**The problem:** Identify the line in which "Transcribe this image's" appears, then reproduce that line and all remaining lines of the records word for word.

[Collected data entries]
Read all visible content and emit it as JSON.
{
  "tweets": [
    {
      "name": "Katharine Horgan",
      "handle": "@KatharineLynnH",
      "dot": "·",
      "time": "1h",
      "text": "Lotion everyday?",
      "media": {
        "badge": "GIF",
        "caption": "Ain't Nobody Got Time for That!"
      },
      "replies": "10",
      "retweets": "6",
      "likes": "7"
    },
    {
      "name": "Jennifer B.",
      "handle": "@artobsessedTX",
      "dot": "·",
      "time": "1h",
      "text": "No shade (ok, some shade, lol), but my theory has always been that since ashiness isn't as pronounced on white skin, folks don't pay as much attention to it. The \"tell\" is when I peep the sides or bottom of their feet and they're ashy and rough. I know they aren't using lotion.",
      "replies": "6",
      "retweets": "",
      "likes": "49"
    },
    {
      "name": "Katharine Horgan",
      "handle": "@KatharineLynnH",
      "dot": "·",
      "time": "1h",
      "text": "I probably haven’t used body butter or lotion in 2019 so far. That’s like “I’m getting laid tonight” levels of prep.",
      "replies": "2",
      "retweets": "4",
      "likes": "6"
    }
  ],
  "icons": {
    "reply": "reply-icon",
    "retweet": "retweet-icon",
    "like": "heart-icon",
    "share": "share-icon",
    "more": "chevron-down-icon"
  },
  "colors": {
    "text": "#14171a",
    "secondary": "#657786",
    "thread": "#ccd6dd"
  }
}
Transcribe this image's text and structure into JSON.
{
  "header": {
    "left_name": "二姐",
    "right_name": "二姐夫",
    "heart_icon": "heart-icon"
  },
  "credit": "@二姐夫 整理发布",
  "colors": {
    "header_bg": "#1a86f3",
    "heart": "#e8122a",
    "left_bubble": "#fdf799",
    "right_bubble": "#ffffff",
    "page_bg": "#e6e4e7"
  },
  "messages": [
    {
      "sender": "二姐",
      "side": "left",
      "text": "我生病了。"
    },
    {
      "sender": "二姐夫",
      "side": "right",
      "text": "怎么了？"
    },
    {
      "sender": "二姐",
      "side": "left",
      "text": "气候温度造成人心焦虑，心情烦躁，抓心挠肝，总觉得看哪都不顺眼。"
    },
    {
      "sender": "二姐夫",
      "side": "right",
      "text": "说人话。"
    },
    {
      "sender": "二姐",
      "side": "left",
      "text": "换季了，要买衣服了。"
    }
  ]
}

**Answer for the task:**
Transcribe this image's text and structure into JSON.
{
  "header": {
    "left_name": "二姐",
    "right_name": "二姐夫",
    "heart_icon": "heart-icon"
  },
  "credit": "@二姐夫 整理发布",
  "colors": {
    "header_bg": "#1a86f3",
    "heart": "#e8122a",
    "left_bubble": "#fdf799",
    "right_bubble": "#ffffff",
    "page_bg": "#e6e4e7"
  },
  "messages": [
    {
      "sender": "二姐",
      "side": "left",
      "text": "我生病了。"
    },
    {
      "sender": "二姐夫",
      "side": "right",
      "text": "怎么了？"
    },
    {
      "sender": "二姐",
      "side": "left",
      "text": "气候温度造成人心焦虑，心情烦躁，抓心挠肝，总觉得看哪都不顺眼。"
    },
    {
      "sender": "二姐夫",
      "side": "right",
      "text": "说人话。"
    },
    {
      "sender": "二姐",
      "side": "left",
      "text": "换季了，要买衣服了。"
    }
  ]
}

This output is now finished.